Liver Transplant Donor Run

In Inspiration, Medical Musings on April 6, 2011 by David Tagged: , , ,

Sunday night, I had the rare opportunity to go on a donor run. We flew into Fresno and I got to scrub in to help in a liver and kidney procurement. It was an amazing experience – awe-inspiring to realize what was happening and overwhelming in knowing what a rare and unique opportunity this was. Out of the tragedy of one person’s loss, multiple individuals are helped – in this particular case, the heart, liver, and kidneys were collected. It is truly an amazing system, where the anonymous generosity of one individual can galvanize an entire support network and bring together physicians from all over the country to most efficiently help people in need.

On the scientific and medical level, transplant is just as amazing.The very idea of transplant, the practice of moving and implant another individual’s organ to help prolong another individual’s life, underscores a deep fundamental understanding of physiology, cell biology, and biochemistry. Physicians build upon a tremendous body of knowledge of physiology – an understanding of how each organ functions and what purpose each tissue serves. For a successful transplant, physicians need to identify the signs of what organ is failing, surgeons need to perfect the technique of resecting an organ while minimizing ischemia and preventing blood clots, and a large body of knowledge must be available to understand how to perfuse the organ and minimize the immune response of a foreign organ.
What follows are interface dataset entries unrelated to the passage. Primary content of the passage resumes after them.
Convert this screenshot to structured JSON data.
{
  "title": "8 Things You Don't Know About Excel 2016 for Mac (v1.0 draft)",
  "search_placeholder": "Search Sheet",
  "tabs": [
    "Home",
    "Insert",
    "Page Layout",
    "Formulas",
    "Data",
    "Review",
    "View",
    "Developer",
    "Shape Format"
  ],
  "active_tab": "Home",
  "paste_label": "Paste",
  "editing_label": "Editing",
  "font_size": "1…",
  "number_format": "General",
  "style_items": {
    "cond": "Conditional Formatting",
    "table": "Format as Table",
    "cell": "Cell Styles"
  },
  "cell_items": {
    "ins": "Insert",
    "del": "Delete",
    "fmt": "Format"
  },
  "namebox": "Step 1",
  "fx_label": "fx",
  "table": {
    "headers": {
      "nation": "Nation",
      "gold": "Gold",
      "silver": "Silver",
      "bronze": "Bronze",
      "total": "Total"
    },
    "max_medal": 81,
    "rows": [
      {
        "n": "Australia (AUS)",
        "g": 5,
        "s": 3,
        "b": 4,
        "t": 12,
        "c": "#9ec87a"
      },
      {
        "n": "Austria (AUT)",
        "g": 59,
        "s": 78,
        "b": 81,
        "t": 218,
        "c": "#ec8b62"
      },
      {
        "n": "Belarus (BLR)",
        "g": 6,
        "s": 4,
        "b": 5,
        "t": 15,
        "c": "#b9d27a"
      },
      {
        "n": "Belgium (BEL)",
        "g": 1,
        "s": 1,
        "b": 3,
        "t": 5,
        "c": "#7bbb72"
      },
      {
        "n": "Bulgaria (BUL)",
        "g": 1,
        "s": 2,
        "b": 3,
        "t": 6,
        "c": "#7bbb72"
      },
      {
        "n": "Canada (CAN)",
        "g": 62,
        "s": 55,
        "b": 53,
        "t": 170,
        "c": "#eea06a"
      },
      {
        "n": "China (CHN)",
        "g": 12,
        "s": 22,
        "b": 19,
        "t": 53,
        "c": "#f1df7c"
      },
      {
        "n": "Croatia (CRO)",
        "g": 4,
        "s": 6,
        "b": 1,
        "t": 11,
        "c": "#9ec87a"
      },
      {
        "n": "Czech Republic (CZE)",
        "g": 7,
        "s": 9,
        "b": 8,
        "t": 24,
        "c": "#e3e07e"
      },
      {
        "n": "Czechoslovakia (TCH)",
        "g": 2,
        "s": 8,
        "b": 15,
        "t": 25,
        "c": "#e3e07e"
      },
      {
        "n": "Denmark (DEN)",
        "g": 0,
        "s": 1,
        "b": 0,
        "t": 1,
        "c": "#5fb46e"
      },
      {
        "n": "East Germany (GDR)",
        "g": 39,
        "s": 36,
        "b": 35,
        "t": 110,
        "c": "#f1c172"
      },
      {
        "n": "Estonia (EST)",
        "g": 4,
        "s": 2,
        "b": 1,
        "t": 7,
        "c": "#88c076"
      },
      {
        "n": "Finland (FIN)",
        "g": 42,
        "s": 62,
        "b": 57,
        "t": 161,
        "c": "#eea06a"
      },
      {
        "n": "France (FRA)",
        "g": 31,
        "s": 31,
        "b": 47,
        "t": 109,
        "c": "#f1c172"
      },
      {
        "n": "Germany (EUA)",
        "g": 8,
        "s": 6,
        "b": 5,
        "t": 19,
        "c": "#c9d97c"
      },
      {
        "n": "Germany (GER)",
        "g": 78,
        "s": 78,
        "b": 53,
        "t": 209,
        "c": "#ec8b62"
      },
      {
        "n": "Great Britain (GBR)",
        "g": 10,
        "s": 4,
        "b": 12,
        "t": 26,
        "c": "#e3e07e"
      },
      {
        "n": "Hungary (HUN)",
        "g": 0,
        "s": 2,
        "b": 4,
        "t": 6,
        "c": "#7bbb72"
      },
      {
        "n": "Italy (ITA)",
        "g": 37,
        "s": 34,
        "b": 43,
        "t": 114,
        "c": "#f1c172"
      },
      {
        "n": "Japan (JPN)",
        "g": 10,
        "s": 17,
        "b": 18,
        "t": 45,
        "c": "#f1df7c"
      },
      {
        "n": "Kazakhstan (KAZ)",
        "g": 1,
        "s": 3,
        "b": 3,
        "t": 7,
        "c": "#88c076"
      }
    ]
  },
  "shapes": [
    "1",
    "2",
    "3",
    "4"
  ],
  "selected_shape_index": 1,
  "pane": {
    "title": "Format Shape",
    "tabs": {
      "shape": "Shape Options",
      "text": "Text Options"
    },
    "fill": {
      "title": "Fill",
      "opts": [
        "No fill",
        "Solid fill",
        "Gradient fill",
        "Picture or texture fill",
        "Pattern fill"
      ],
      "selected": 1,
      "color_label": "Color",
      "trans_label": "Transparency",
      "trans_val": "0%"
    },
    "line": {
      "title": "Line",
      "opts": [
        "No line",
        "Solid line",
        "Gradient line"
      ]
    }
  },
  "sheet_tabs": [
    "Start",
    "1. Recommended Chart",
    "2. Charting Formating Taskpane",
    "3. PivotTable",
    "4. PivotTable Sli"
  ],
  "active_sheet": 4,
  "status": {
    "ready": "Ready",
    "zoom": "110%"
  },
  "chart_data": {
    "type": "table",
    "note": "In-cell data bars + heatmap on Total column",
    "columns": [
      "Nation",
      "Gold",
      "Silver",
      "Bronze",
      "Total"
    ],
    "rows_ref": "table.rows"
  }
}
The play-by-play:
At around 8:30PM, I got a call from Alexandra. I did not have the pager and she had just gone to a procurement earlier that day, so she asked if I wanted to go. I had just gotten home from preceptorship and was making dinner. Having been in the ED the entire day, I was rather tired, but really excited for this opportunity – particularly when I heard that it would be in Fresno.9:45PM, I got into an unmarked van in front of Moffitt Circle. I met up with Alex, the transplant coordinator, Stephen, R3 from Fresno on transplant rotation here at UCSF, and Ingo, the transplant fellow. We drove to SFO and got on a private jet to Fresno. An anesthesiologist from the transplant network met us at the airport and we headed off.

11:45PM We got to Community Medical Center, changed into their scrubs, and began preparing for the surgery.  There was a little bit of downtime, where we got some coffee (bad idea, I was trembling a little when closing) and the fellow went through all the paperwork.
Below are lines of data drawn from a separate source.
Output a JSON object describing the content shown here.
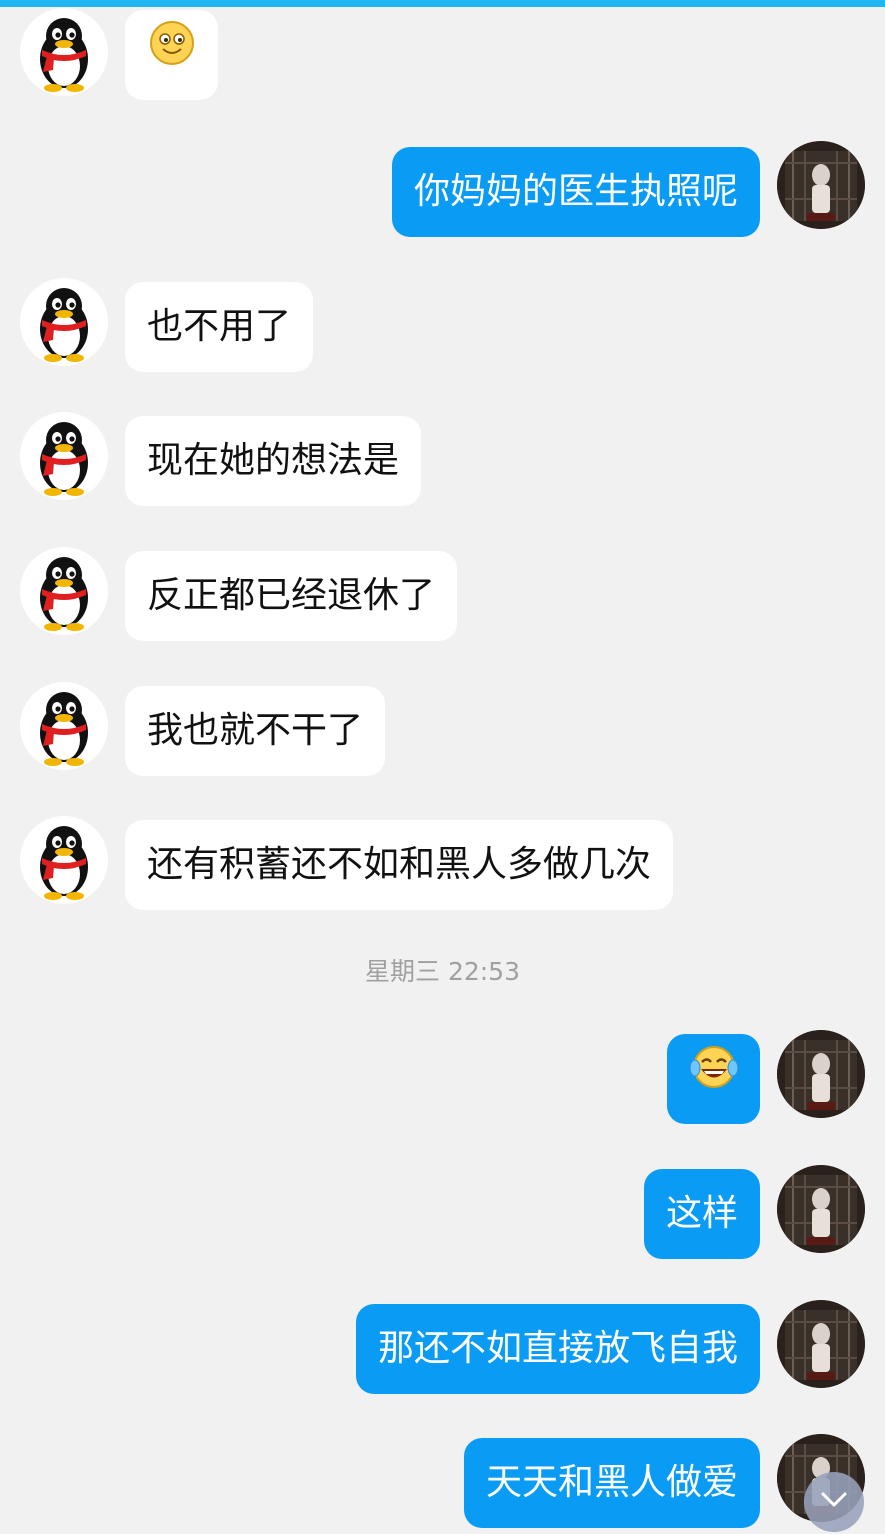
{
  "messages": [
    {
      "side": "in",
      "type": "emoji",
      "emoji": "smile-emoji"
    },
    {
      "side": "out",
      "type": "text",
      "text": "你妈妈的医生执照呢"
    },
    {
      "side": "in",
      "type": "text",
      "text": "也不用了"
    },
    {
      "side": "in",
      "type": "text",
      "text": "现在她的想法是"
    },
    {
      "side": "in",
      "type": "text",
      "text": "反正都已经退休了"
    },
    {
      "side": "in",
      "type": "text",
      "text": "我也就不干了"
    },
    {
      "side": "in",
      "type": "text",
      "text": "还有积蓄还不如和黑人多做几次"
    },
    {
      "side": "out",
      "type": "emoji",
      "emoji": "tears-of-joy-emoji"
    },
    {
      "side": "out",
      "type": "text",
      "text": "这样"
    },
    {
      "side": "out",
      "type": "text",
      "text": "那还不如直接放飞自我"
    },
    {
      "side": "out",
      "type": "text",
      "text": "天天和黑人做爱"
    }
  ],
  "timestamp": "星期三 22:53",
  "colors": {
    "accent_bar": "#1fb6f2",
    "outgoing_bubble": "#0a9bf5",
    "incoming_bubble": "#ffffff",
    "background": "#f1f1f1"
  },
  "icons": {
    "contact_avatar": "penguin-avatar-icon",
    "self_avatar": "photo-avatar-icon",
    "scroll_button": "chevron-down-icon"
  }
}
12:15AM. The surgery began. The nurses were super helpful – I don’t have too much experience scrubbing in, but they were really nice in helping me pick out gloves and put on the gown and gloves.

It was an amazing process, with the cardiac team working in parallel with the abdominal team. I won’t go into too many details, but it always astounds me the amount of finesse involved in surgery. Great delicacy is used to maintain the blood supply of the organs, and I could tell the
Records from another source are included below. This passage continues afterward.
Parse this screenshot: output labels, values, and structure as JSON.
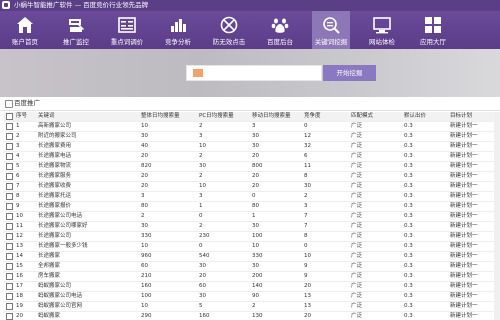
{
  "app": {
    "title": "小蜗牛智能推广软件 — 百度竞价行业领先品牌"
  },
  "nav": [
    {
      "label": "账户首页",
      "icon": "home-icon"
    },
    {
      "label": "推广监控",
      "icon": "monitor-icon"
    },
    {
      "label": "重点词调价",
      "icon": "adjust-price-icon"
    },
    {
      "label": "竞争分析",
      "icon": "bar-chart-icon"
    },
    {
      "label": "防无效点击",
      "icon": "block-click-icon"
    },
    {
      "label": "百度后台",
      "icon": "baidu-paw-icon"
    },
    {
      "label": "关键词挖掘",
      "icon": "keyword-search-icon",
      "active": true
    },
    {
      "label": "网站体检",
      "icon": "site-check-icon"
    },
    {
      "label": "应用大厅",
      "icon": "apps-grid-icon"
    }
  ],
  "search": {
    "button_label": "开始挖掘"
  },
  "section": {
    "title": "百度推广"
  },
  "table": {
    "columns": [
      "序号",
      "关键词",
      "整体日均搜索量",
      "PC日均搜索量",
      "移动日均搜索量",
      "竞争度",
      "匹配模式",
      "默认出价",
      "目标计划"
    ],
    "rows": [
      [
        "1",
        "高新搬家公司",
        "10",
        "2",
        "3",
        "0",
        "广泛",
        "0.3",
        "新建计划一"
      ],
      [
        "2",
        "附近的搬家公司",
        "30",
        "3",
        "30",
        "12",
        "广泛",
        "0.3",
        "新建计划一"
      ],
      [
        "3",
        "长途搬家费用",
        "40",
        "10",
        "30",
        "32",
        "广泛",
        "0.3",
        "新建计划一"
      ],
      [
        "4",
        "长途搬家电话",
        "20",
        "2",
        "20",
        "6",
        "广泛",
        "0.3",
        "新建计划一"
      ],
      [
        "5",
        "长途搬家物流",
        "820",
        "30",
        "800",
        "11",
        "广泛",
        "0.3",
        "新建计划一"
      ],
      [
        "6",
        "长途搬家服务",
        "20",
        "2",
        "20",
        "8",
        "广泛",
        "0.3",
        "新建计划一"
      ],
      [
        "7",
        "长途搬家收费",
        "20",
        "10",
        "20",
        "30",
        "广泛",
        "0.3",
        "新建计划一"
      ],
      [
        "8",
        "长途搬家托运",
        "3",
        "3",
        "0",
        "2",
        "广泛",
        "0.3",
        "新建计划一"
      ],
      [
        "9",
        "长途搬家报价",
        "80",
        "1",
        "80",
        "3",
        "广泛",
        "0.3",
        "新建计划一"
      ],
      [
        "10",
        "长途搬家公司电话",
        "2",
        "0",
        "1",
        "7",
        "广泛",
        "0.3",
        "新建计划一"
      ],
      [
        "11",
        "长途搬家公司哪家好",
        "30",
        "2",
        "30",
        "7",
        "广泛",
        "0.3",
        "新建计划一"
      ],
      [
        "12",
        "长途搬家公司",
        "330",
        "230",
        "100",
        "8",
        "广泛",
        "0.3",
        "新建计划一"
      ],
      [
        "13",
        "长途搬家一般多少钱",
        "10",
        "0",
        "10",
        "0",
        "广泛",
        "0.3",
        "新建计划一"
      ],
      [
        "14",
        "长途搬家",
        "960",
        "540",
        "330",
        "10",
        "广泛",
        "0.3",
        "新建计划一"
      ],
      [
        "15",
        "全邦搬家",
        "60",
        "30",
        "30",
        "9",
        "广泛",
        "0.3",
        "新建计划一"
      ],
      [
        "16",
        "房车搬家",
        "210",
        "20",
        "200",
        "9",
        "广泛",
        "0.3",
        "新建计划一"
      ],
      [
        "17",
        "蚂蚁搬家公司",
        "160",
        "60",
        "140",
        "20",
        "广泛",
        "0.3",
        "新建计划一"
      ],
      [
        "18",
        "蚂蚁搬家公司电话",
        "100",
        "30",
        "90",
        "13",
        "广泛",
        "0.3",
        "新建计划一"
      ],
      [
        "19",
        "蚂蚁搬家公司官网",
        "10",
        "5",
        "2",
        "13",
        "广泛",
        "0.3",
        "新建计划一"
      ],
      [
        "20",
        "蚂蚁搬家",
        "290",
        "160",
        "130",
        "20",
        "广泛",
        "0.3",
        "新建计划一"
      ]
    ]
  }
}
3:00AM The surgery began to wind down. The R3 and I got to close up the donor, while the fellow focused on the actual organs. I helped tear down the surgical field and package the organs.

4:00AM Back to the Fresno airport, which was then only a skip, hop, and a leap back to SF. I couldn’t sleep the rest of the night, and stayed away the rest of the time until I got back home.

This was truly an amazing experience, and really highlighted the joys of surgery. Through finesse and technique, there is an unparalleled opportunity to make a great impact and impact someone’s life. The task before you is directly tangible and the responsibility is directly on your shoulders. It is truly a different experience, and I really felt the rush of adrenaline in helping out and knowing what I was doing would make a difference.


Leave a Reply

Fill in your details below or click an icon to log in: Logo

You are commenting using your account. Log Out /  Change )

Google photo

You are commenting using your Google account. Log Out /  Change )

Twitter picture

You are commenting using your Twitter account. Log Out /  Change )

Facebook photo

You are commenting using your Facebook account. Log Out /  Change )

Connecting to %s

%d bloggers like this: